I am at that stage in my reading life where I purchase Peirene books without even reading their blurbs, almost certain as I am that I will enjoy them, and find them striking and thought-provoking. I have only been disappointed with one of their titles to date, and they firmly remain one of my favourite publishing houses. When I spotted a deal on the Kindle store for Linda Stift’s The Empress and the Cake then, I jumped at the chance of buying it, and read it the very next day. Given its title too, it seems fitting that I am scheduling this post on my birthday!
The Empress and the Cake has been translated from its original German by Jamie Bulloch, and is set in Vienna. Its Austrian author has won many awards for her writing. The novella is part of Peirene’s Fairy Tale: End of Innocence series. Of it, Meike Ziervogel, the founder of Peirene Press, writes: ‘On the surface this is a clever thriller-cum-horror story of three women and their descent into addiction, crime and madness. And at times it’s very funny. But don’t be fooled. The book also offers an exploration of the way the mind creates its own realities and – quite often – deludes us into believing that we control what is actually controlling us.’
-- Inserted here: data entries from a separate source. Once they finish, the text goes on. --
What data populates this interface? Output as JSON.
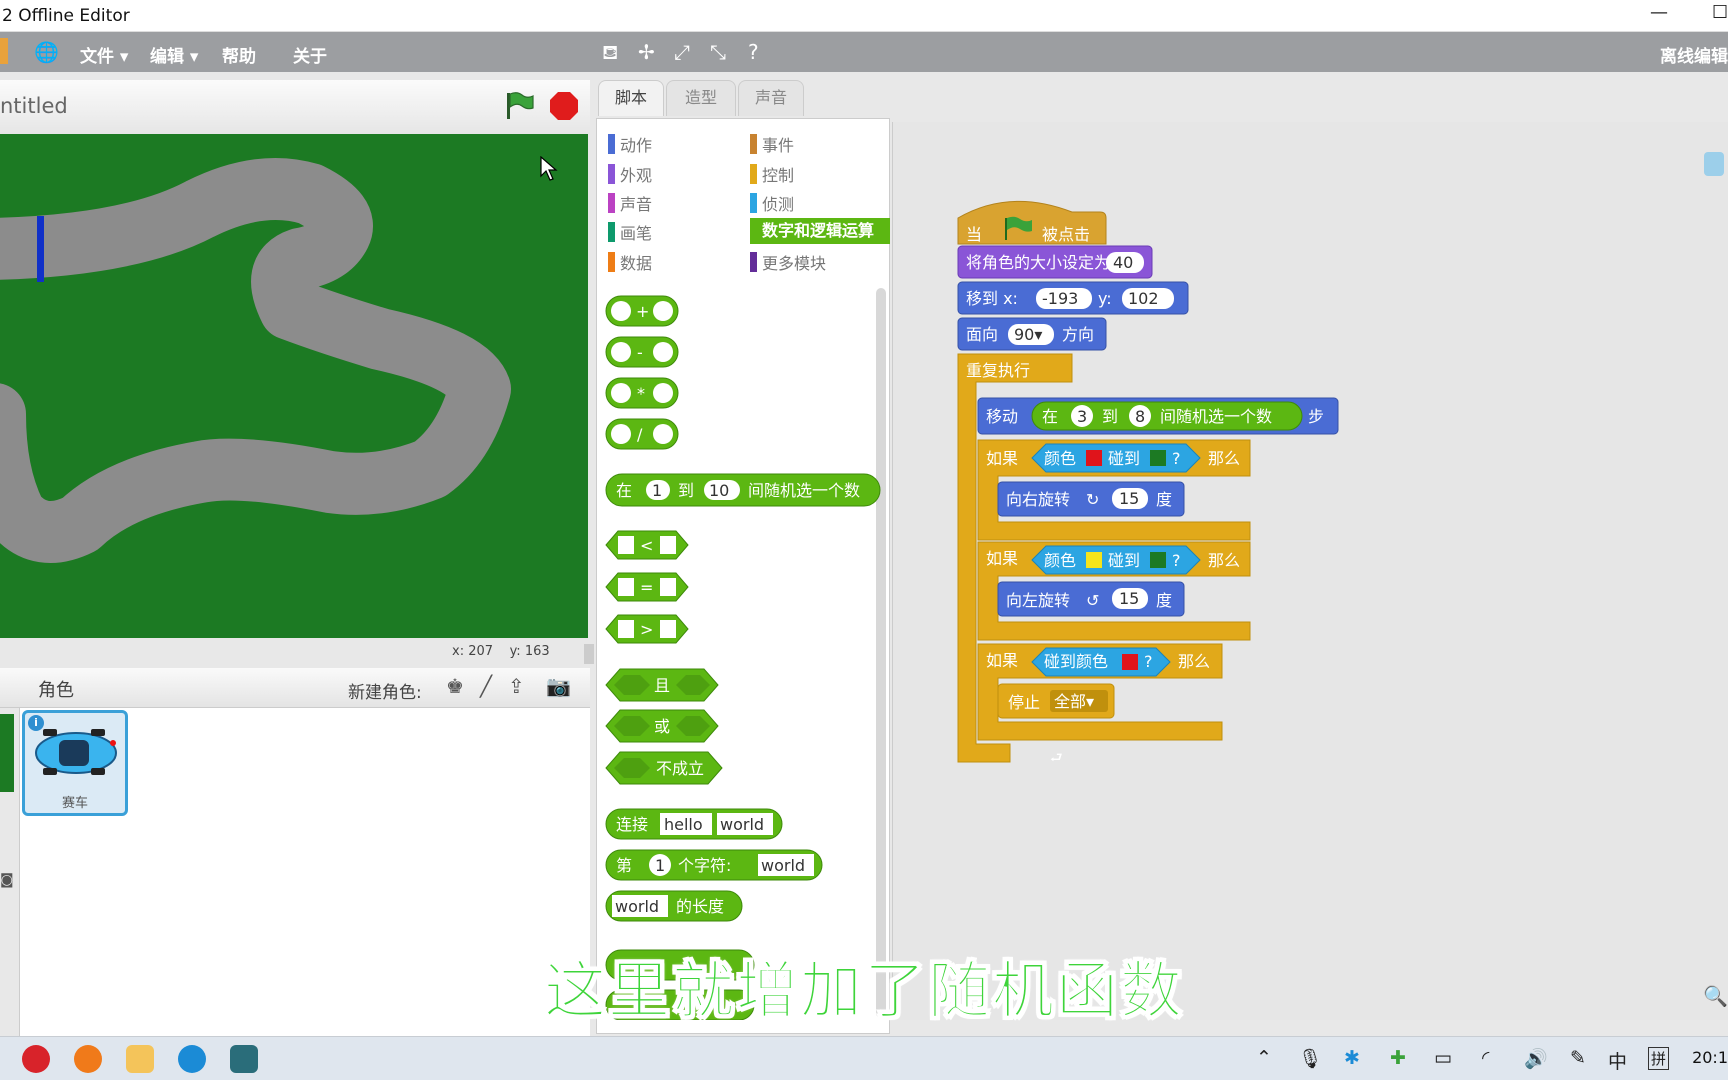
{
  "window": {
    "title": "2 Offline Editor",
    "minimize": "—",
    "maximize": "☐"
  },
  "menu": {
    "file": "文件 ▾",
    "edit": "编辑 ▾",
    "help": "帮助",
    "about": "关于",
    "mode": "离线编辑"
  },
  "stage": {
    "project_title": "ntitled",
    "mouse_x": "x: 207",
    "mouse_y": "y: 163"
  },
  "sprites": {
    "header": "角色",
    "new_sprite": "新建角色:",
    "sprite_name": "赛车"
  },
  "tabs": [
    "脚本",
    "造型",
    "声音"
  ],
  "categories": {
    "left": [
      "动作",
      "外观",
      "声音",
      "画笔",
      "数据"
    ],
    "right": [
      "事件",
      "控制",
      "侦测",
      "数字和逻辑运算",
      "更多模块"
    ],
    "left_colors": [
      "#4a6cd4",
      "#8a55d7",
      "#bb42c3",
      "#0e9a6c",
      "#ee7d16"
    ],
    "right_colors": [
      "#c88330",
      "#e1a91a",
      "#2ca5e2",
      "#5cb712",
      "#632d99"
    ]
  },
  "palette": {
    "ops": [
      "+",
      "-",
      "*",
      "/"
    ],
    "random": {
      "pre": "在",
      "from": "1",
      "to_word": "到",
      "to": "10",
      "post": "间随机选一个数"
    },
    "compare": [
      "<",
      "=",
      ">"
    ],
    "logic": [
      "且",
      "或",
      "不成立"
    ],
    "join": {
      "label": "连接",
      "a": "hello",
      "b": "world"
    },
    "letter": {
      "pre": "第",
      "n": "1",
      "mid": "个字符:",
      "s": "world"
    },
    "length": {
      "s": "world",
      "post": "的长度"
    }
  },
  "script": {
    "hat": {
      "pre": "当",
      "post": "被点击"
    },
    "size": {
      "label": "将角色的大小设定为",
      "value": "40"
    },
    "goto": {
      "label": "移到 x:",
      "x": "-193",
      "ylabel": "y:",
      "y": "102"
    },
    "point": {
      "label": "面向",
      "value": "90▾",
      "post": "方向"
    },
    "forever": "重复执行",
    "move": {
      "label": "移动",
      "pre": "在",
      "a": "3",
      "to": "到",
      "b": "8",
      "post": "间随机选一个数",
      "unit": "步"
    },
    "if1": {
      "if": "如果",
      "cond_pre": "颜色",
      "touch": "碰到",
      "q": "?",
      "then": "那么",
      "c1": "#e0141b",
      "c2": "#1c7a23"
    },
    "turn_right": {
      "label": "向右旋转",
      "sym": "↻",
      "value": "15",
      "unit": "度"
    },
    "if2": {
      "if": "如果",
      "cond_pre": "颜色",
      "touch": "碰到",
      "q": "?",
      "then": "那么",
      "c1": "#f5e41b",
      "c2": "#1c7a23"
    },
    "turn_left": {
      "label": "向左旋转",
      "sym": "↺",
      "value": "15",
      "unit": "度"
    },
    "if3": {
      "if": "如果",
      "cond": "碰到颜色",
      "q": "?",
      "then": "那么",
      "c1": "#e0141b"
    },
    "stop": {
      "label": "停止",
      "value": "全部▾"
    }
  },
  "subtitle": "这里就增加了随机函数",
  "taskbar": {
    "ime_mode": "中",
    "ime_pinyin": "拼",
    "clock": "20:1"
  }
}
The Empress and the Cake is split into two distinct parts, and opens with our narrator standing in a cake shop, where she sees a woman acting rather strangely: ‘She had no intention, so it appeared, of buying anything; she simply seemed to enjoy gazing at the layers of light and dark chocolate, the white cream toppings and the colourful sugar decorations’. This woman, who later introduces herself as Frau Hohenembs, asks the narrator to share a splendidly named Gugelhupf with her. Without explanation, the narrator then follows Frau Hohenembs to her apartment, under the pretence of eating cake and drinking coffee: ‘And I really didn’t have a clue what I was going to do with half a Gugelhupf after stuffing myself with cake at this woman’s place. Even contemplating what might happen with my share was giving me a headache.’
A distinct contrast to Frau Hohenembs is her housekeeper, Ida: Frau Hohenembs ‘definitely fell into the category of thin, if not emaciated. [Overweight] Ida rapidly ate four pieces of cake, one after the other…’. We find, rather soon, that our narrator suffered with bulimia when she was younger, and the gluttony of eating of the cake – something which she would ordinarily avoid – brings on a relapse: ‘The grotesque face of my abnormality, which had lain dormant within me, resurfaced. It was the first time in fifteen years. I had always known that there was no safety net. But I hadn’t suspected that it would arrive so unspectacularly, that it would not be preceded by a disaster such as heartbreak or dismissal or a death.’
The present-day story is interspersed with extracts from a fairytale-like text, which allows the reader to muse somewhat upon whose story it is, and who is doing the telling of it. These sections render the whole peculiar, yet beguiling; there is almost a compulsion to keep reading. Stift has cleverly, in such a restricted space as a novella, presented an almost impossible plot to correctly guess at. The Empress and the Cake is rather unsettling, particularly toward the end, but if you like quirky and unusual books, it is one which is well worth picking up.